◆ Your task ◆
Please retype the whole listing so that it matches the original exactly.

◆ The data ◆
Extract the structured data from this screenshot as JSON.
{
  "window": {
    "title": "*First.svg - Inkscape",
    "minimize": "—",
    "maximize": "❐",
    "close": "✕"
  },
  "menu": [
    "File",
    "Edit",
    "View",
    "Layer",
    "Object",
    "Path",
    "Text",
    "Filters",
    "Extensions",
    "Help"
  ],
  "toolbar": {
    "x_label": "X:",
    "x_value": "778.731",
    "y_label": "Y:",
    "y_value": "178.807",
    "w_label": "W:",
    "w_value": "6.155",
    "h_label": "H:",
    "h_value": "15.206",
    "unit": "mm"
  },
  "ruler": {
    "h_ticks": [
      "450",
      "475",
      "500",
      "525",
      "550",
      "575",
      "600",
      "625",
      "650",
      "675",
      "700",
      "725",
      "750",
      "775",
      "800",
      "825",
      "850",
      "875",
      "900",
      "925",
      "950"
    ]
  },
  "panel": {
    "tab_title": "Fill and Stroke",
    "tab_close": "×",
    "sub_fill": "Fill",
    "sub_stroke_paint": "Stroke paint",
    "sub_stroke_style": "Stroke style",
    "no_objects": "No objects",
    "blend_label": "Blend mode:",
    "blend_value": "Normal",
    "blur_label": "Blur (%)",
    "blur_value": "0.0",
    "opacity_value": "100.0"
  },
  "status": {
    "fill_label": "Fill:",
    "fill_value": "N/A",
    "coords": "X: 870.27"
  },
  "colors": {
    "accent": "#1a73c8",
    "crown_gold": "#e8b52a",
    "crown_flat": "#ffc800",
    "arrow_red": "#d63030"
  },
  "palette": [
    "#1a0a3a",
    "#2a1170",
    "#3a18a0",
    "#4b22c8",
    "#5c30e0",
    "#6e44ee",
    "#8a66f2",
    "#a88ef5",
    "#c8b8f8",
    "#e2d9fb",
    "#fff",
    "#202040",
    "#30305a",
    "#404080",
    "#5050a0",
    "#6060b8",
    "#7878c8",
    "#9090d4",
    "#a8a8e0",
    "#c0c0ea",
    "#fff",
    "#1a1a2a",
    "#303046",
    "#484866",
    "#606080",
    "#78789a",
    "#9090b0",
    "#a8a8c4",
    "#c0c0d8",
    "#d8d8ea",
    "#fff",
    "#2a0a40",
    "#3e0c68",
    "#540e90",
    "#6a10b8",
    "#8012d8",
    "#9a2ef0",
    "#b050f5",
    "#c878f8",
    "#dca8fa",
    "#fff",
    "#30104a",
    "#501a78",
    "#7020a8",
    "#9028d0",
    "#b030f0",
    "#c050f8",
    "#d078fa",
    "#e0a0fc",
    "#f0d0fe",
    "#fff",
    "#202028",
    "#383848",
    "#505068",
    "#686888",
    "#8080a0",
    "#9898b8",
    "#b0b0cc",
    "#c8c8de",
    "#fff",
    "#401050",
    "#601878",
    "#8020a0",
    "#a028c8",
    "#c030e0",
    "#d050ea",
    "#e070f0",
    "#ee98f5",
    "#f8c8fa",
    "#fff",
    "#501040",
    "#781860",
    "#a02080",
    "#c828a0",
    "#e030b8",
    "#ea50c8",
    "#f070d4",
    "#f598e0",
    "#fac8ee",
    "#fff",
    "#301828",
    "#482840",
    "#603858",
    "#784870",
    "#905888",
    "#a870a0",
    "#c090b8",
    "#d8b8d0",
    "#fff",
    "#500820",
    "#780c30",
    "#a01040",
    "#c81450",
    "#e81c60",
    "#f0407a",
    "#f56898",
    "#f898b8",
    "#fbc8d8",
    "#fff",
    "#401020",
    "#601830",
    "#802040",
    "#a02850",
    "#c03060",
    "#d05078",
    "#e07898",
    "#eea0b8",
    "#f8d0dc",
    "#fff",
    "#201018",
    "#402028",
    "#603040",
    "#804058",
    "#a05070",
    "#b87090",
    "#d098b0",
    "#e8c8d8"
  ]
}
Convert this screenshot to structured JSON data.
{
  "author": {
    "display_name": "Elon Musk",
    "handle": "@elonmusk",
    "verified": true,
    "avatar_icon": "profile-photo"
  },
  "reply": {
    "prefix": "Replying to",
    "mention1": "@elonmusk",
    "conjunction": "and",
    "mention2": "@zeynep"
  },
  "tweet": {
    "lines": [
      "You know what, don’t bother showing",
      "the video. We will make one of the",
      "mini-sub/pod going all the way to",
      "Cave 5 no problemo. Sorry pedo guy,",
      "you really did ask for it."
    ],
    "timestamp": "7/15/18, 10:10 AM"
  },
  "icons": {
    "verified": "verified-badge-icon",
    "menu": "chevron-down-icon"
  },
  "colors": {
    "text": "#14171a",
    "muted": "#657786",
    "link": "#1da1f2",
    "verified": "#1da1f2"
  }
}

◆ Expected answer ◆
Extract the structured data from this screenshot as JSON.
{
  "window": {
    "title": "*First.svg - Inkscape",
    "minimize": "—",
    "maximize": "❐",
    "close": "✕"
  },
  "menu": [
    "File",
    "Edit",
    "View",
    "Layer",
    "Object",
    "Path",
    "Text",
    "Filters",
    "Extensions",
    "Help"
  ],
  "toolbar": {
    "x_label": "X:",
    "x_value": "778.731",
    "y_label": "Y:",
    "y_value": "178.807",
    "w_label": "W:",
    "w_value": "6.155",
    "h_label": "H:",
    "h_value": "15.206",
    "unit": "mm"
  },
  "ruler": {
    "h_ticks": [
      "450",
      "475",
      "500",
      "525",
      "550",
      "575",
      "600",
      "625",
      "650",
      "675",
      "700",
      "725",
      "750",
      "775",
      "800",
      "825",
      "850",
      "875",
      "900",
      "925",
      "950"
    ]
  },
  "panel": {
    "tab_title": "Fill and Stroke",
    "tab_close": "×",
    "sub_fill": "Fill",
    "sub_stroke_paint": "Stroke paint",
    "sub_stroke_style": "Stroke style",
    "no_objects": "No objects",
    "blend_label": "Blend mode:",
    "blend_value": "Normal",
    "blur_label": "Blur (%)",
    "blur_value": "0.0",
    "opacity_value": "100.0"
  },
  "status": {
    "fill_label": "Fill:",
    "fill_value": "N/A",
    "coords": "X: 870.27"
  },
  "colors": {
    "accent": "#1a73c8",
    "crown_gold": "#e8b52a",
    "crown_flat": "#ffc800",
    "arrow_red": "#d63030"
  },
  "palette": [
    "#1a0a3a",
    "#2a1170",
    "#3a18a0",
    "#4b22c8",
    "#5c30e0",
    "#6e44ee",
    "#8a66f2",
    "#a88ef5",
    "#c8b8f8",
    "#e2d9fb",
    "#fff",
    "#202040",
    "#30305a",
    "#404080",
    "#5050a0",
    "#6060b8",
    "#7878c8",
    "#9090d4",
    "#a8a8e0",
    "#c0c0ea",
    "#fff",
    "#1a1a2a",
    "#303046",
    "#484866",
    "#606080",
    "#78789a",
    "#9090b0",
    "#a8a8c4",
    "#c0c0d8",
    "#d8d8ea",
    "#fff",
    "#2a0a40",
    "#3e0c68",
    "#540e90",
    "#6a10b8",
    "#8012d8",
    "#9a2ef0",
    "#b050f5",
    "#c878f8",
    "#dca8fa",
    "#fff",
    "#30104a",
    "#501a78",
    "#7020a8",
    "#9028d0",
    "#b030f0",
    "#c050f8",
    "#d078fa",
    "#e0a0fc",
    "#f0d0fe",
    "#fff",
    "#202028",
    "#383848",
    "#505068",
    "#686888",
    "#8080a0",
    "#9898b8",
    "#b0b0cc",
    "#c8c8de",
    "#fff",
    "#401050",
    "#601878",
    "#8020a0",
    "#a028c8",
    "#c030e0",
    "#d050ea",
    "#e070f0",
    "#ee98f5",
    "#f8c8fa",
    "#fff",
    "#501040",
    "#781860",
    "#a02080",
    "#c828a0",
    "#e030b8",
    "#ea50c8",
    "#f070d4",
    "#f598e0",
    "#fac8ee",
    "#fff",
    "#301828",
    "#482840",
    "#603858",
    "#784870",
    "#905888",
    "#a870a0",
    "#c090b8",
    "#d8b8d0",
    "#fff",
    "#500820",
    "#780c30",
    "#a01040",
    "#c81450",
    "#e81c60",
    "#f0407a",
    "#f56898",
    "#f898b8",
    "#fbc8d8",
    "#fff",
    "#401020",
    "#601830",
    "#802040",
    "#a02850",
    "#c03060",
    "#d05078",
    "#e07898",
    "#eea0b8",
    "#f8d0dc",
    "#fff",
    "#201018",
    "#402028",
    "#603040",
    "#804058",
    "#a05070",
    "#b87090",
    "#d098b0",
    "#e8c8d8"
  ]
}
Convert this screenshot to structured JSON data.
{
  "author": {
    "display_name": "Elon Musk",
    "handle": "@elonmusk",
    "verified": true,
    "avatar_icon": "profile-photo"
  },
  "reply": {
    "prefix": "Replying to",
    "mention1": "@elonmusk",
    "conjunction": "and",
    "mention2": "@zeynep"
  },
  "tweet": {
    "lines": [
      "You know what, don’t bother showing",
      "the video. We will make one of the",
      "mini-sub/pod going all the way to",
      "Cave 5 no problemo. Sorry pedo guy,",
      "you really did ask for it."
    ],
    "timestamp": "7/15/18, 10:10 AM"
  },
  "icons": {
    "verified": "verified-badge-icon",
    "menu": "chevron-down-icon"
  },
  "colors": {
    "text": "#14171a",
    "muted": "#657786",
    "link": "#1da1f2",
    "verified": "#1da1f2"
  }
}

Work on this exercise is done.